It is said that in these cooler months (Fall), the lawn is making food so that it can store up for continued growth underground even in its dormant season (Winter).
It is typically recommended that you remove leaves weekly so that your lawn isn’t deprived of that precious sunlight.
But wait, “remove leaves?” … And maybe that phrase is just a wee bit … misleading. I mean – I don’t know about you, but when I hear “remove leaves,” I think – rake ’em up, bag ’em up and sit ’em out on the curb. But wait! This is certainly not your only option for Fall leaf removal.
Instead of “removing leaves” let’s change it to something like “breaking up the leaves” … into small enough *ahem* helpings that they do not, that’s right – stop the sun from reaching our finely manicured lawn.
I read in a recent Harris Poll study conducted by John Deere that alongside mowing, raking leaves was in fact one of our (homeowners) least favorite yard chores.
While raking is the most common method of removing leaves (and chances are you’ll still need to do it, some), there are still other alternative methods for their removal and further, there are alternatives too for what we ultimately do with them.
Deere suggests, “What about a leaf blower or attaching a material collection or mulching system to your mower?”
For myself, I found (last winter) where I left leaves down over some relatively young ground cover, those areas (covered with leaves) did much, much better than other areas that were left uncovered.
Riding lawn mowers with mulching decks (or walk behinds fitted with a mulching blade) chop up leaves and blow them back into the turf. This has the benefit of not only taking the work out of leaf removal, but the mulched leaves provide a nutrient-rich boost to the soil.
Chopped up leaves, created either by that riding mower or with a lawn vac attachment to a leaf blower, may be worked right into soil with a tiller. These same leaves can be incorporated into garden soil by hand, becoming a very powerful soil amendment.
* Composting (and Creating Leaf Mold)
Composting is the breaking down of organic matter for use as fertilizer in the future. Anyone can build a compost pile in their yard or buy one at a local hardware store.
If you build one, it should be three feet in diameter and four feet high in order to build up hot internal temperature that gets the material “cooking.” It is recommended that you fertilize it with 10 parts each of nitrogen, potassium and phosphorus. Compost piles can be made of any organic materials like leaves, grass clippings, straw and other disease-free vegetable matter.
Similarly, in an article from the Garden Club, the Home Depot points to Leaf Mold, a sister of sorts to compost. Leaf Mold is created by bagging up shredding leafs and allowing them to sit for a year. Leaf Mold they say can be used around perennials, vegetables and shrubs.
* Decorating (and Craft Activities)
Quoting from that same Garden Club article, “Fall centerpieces indoors and out can be dressed up with leaves. … keep an eye out for the best-shaped and most strikingly colored leaves. They can be arranged them into vibrant wreaths or used in table settings for family get-togethers. Children in particular are often amazed at the change leaves go through, making them perfect for creative activities.”

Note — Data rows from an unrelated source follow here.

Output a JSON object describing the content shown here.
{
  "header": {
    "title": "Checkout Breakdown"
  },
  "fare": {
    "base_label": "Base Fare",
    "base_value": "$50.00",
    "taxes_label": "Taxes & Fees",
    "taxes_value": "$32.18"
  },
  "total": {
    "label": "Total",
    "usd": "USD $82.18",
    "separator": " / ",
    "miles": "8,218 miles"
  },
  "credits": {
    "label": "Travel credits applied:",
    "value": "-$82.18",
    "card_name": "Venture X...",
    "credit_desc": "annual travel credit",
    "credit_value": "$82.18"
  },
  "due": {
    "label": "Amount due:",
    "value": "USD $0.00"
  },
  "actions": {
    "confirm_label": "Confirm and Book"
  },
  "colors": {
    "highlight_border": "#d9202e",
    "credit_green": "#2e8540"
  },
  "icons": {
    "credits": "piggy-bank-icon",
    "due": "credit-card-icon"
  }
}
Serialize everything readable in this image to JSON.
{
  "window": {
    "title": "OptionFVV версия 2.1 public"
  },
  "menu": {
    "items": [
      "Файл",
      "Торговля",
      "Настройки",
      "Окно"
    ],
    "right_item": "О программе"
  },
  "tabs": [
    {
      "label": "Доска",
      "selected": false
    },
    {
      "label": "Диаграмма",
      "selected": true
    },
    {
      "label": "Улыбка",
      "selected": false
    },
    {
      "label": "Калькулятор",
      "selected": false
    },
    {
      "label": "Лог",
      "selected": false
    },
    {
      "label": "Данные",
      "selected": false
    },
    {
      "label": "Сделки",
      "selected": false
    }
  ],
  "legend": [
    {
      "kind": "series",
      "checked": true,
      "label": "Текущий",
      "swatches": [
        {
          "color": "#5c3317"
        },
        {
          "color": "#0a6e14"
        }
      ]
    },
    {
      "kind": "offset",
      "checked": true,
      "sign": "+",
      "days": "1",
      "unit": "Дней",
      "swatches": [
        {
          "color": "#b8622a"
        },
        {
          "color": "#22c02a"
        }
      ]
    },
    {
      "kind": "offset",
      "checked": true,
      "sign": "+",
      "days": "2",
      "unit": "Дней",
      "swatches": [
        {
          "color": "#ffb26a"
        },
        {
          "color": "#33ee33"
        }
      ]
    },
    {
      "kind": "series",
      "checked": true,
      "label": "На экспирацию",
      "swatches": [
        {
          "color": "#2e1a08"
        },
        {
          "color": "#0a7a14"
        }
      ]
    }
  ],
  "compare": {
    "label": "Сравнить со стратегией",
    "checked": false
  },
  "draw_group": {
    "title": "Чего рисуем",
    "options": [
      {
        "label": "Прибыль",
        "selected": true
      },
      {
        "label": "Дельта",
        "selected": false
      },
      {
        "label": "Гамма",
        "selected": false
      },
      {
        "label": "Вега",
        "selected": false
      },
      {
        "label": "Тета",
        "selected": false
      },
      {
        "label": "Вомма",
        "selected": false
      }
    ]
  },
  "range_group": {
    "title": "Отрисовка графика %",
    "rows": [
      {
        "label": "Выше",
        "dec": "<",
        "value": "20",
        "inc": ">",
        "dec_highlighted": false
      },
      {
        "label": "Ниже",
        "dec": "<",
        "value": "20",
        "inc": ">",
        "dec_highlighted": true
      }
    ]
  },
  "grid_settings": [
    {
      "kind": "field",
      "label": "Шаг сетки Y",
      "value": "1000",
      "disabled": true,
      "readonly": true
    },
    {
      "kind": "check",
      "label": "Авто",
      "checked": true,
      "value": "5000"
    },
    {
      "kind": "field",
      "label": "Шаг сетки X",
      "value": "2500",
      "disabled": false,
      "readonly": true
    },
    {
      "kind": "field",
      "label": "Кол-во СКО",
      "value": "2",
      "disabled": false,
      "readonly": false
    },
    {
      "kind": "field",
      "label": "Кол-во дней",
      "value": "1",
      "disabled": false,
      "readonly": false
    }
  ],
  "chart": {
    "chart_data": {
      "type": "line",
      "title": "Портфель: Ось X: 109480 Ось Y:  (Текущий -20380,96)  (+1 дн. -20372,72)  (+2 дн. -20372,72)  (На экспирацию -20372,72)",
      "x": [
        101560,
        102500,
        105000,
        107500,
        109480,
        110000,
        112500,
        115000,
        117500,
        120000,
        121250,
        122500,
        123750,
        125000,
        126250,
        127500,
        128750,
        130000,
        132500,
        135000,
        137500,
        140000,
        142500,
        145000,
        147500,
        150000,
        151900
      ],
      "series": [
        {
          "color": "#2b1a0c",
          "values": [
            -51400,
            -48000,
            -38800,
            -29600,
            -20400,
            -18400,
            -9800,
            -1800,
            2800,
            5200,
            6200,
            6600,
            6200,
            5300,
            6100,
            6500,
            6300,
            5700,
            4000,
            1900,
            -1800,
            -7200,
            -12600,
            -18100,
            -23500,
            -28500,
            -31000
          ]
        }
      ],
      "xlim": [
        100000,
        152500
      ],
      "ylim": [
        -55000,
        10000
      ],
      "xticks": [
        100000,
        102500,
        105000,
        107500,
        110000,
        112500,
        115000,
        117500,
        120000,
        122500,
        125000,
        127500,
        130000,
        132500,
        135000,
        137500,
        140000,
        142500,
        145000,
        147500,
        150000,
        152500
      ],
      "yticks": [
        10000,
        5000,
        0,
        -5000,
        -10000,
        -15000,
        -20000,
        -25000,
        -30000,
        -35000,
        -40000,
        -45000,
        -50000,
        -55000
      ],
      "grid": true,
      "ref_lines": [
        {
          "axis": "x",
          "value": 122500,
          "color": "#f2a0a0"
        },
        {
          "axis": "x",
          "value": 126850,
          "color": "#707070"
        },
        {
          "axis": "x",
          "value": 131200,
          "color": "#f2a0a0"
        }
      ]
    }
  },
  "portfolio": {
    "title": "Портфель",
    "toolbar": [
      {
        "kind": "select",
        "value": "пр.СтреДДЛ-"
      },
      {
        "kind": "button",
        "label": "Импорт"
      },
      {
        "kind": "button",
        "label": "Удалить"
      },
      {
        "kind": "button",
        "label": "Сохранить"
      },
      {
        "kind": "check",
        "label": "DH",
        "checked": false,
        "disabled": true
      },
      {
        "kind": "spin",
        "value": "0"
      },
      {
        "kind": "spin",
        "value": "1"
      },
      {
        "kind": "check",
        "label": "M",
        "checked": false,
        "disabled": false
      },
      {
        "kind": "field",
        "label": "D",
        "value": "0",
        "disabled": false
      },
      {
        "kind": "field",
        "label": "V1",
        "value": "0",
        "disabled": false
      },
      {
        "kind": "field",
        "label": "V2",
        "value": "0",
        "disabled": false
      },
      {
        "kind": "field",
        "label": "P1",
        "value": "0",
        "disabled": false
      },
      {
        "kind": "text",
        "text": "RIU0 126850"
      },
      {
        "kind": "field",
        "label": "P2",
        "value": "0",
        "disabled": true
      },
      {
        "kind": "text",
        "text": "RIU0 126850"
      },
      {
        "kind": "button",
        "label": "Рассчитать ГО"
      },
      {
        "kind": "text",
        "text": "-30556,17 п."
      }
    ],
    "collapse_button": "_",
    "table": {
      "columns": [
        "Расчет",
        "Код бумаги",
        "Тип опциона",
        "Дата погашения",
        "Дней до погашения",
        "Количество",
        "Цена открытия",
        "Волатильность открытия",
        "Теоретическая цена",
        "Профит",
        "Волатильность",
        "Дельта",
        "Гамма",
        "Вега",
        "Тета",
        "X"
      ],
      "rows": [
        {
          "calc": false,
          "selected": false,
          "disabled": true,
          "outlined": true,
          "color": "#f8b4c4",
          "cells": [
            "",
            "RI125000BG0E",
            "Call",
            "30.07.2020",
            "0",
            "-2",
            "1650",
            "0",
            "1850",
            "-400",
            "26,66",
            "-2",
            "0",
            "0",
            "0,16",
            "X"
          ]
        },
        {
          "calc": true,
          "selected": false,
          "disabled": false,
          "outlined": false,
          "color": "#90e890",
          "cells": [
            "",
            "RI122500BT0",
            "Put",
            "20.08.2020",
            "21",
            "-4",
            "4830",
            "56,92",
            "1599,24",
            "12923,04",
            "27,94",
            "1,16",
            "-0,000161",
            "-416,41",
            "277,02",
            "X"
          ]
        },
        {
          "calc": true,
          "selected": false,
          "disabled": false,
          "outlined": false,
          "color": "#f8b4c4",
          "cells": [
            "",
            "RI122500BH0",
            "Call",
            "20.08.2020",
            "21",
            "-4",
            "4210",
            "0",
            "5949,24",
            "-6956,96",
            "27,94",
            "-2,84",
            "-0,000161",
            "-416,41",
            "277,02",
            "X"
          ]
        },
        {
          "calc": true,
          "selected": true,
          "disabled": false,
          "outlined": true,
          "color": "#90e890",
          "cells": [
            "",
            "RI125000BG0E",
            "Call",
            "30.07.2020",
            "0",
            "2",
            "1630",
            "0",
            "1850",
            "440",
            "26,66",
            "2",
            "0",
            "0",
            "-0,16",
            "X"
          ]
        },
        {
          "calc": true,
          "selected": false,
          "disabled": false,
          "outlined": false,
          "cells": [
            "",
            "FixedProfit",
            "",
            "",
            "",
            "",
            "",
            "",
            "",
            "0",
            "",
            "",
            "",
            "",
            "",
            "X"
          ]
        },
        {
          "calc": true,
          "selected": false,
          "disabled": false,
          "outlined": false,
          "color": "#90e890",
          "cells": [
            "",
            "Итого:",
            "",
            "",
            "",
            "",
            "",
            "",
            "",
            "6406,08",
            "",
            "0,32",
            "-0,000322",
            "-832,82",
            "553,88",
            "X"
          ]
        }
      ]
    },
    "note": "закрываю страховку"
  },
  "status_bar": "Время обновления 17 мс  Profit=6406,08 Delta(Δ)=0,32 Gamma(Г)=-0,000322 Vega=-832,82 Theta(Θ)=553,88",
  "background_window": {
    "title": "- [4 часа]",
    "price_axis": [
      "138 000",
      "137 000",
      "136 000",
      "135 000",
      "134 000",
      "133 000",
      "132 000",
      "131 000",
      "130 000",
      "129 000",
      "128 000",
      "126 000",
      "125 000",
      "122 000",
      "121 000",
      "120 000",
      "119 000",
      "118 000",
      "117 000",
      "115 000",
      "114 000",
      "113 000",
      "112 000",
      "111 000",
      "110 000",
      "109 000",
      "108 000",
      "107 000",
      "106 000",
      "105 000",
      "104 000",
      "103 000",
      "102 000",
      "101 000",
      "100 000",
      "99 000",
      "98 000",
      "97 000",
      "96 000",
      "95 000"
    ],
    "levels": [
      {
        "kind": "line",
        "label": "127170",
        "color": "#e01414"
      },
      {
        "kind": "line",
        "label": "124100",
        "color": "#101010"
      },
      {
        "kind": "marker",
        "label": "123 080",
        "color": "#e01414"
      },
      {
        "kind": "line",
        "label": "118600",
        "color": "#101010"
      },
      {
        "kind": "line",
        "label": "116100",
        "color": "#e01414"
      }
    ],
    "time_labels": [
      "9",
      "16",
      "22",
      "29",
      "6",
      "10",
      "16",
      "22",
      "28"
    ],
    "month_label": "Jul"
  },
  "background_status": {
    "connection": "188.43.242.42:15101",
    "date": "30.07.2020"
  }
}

– Tips for Raking
Facing facts, any or all of these activities listed above still almost always leave you with *tongue in cheek* leaves … for raking.
I have always made this a family activity. We have several leaf rakes in various sizes (and ones can be found specifically for the kids in the family).
I prefer a metal tine rake myself (like the one pictured at the top). I typically gather leaves into piles where I can then bag them or do what I will with them. One upside of this, of course, is large satellite piles that make for great falling or jumping into … fun, for the whole family.
That’s it. Thanks out to John Deere for the article idea. To read more about John Deere – John Deere Test Drives and Review (right here on Building Moxie). For more info on Fall Lawn Care, perhaps this article – How to Prep Your Lawn for Winter. Cheers. ~jb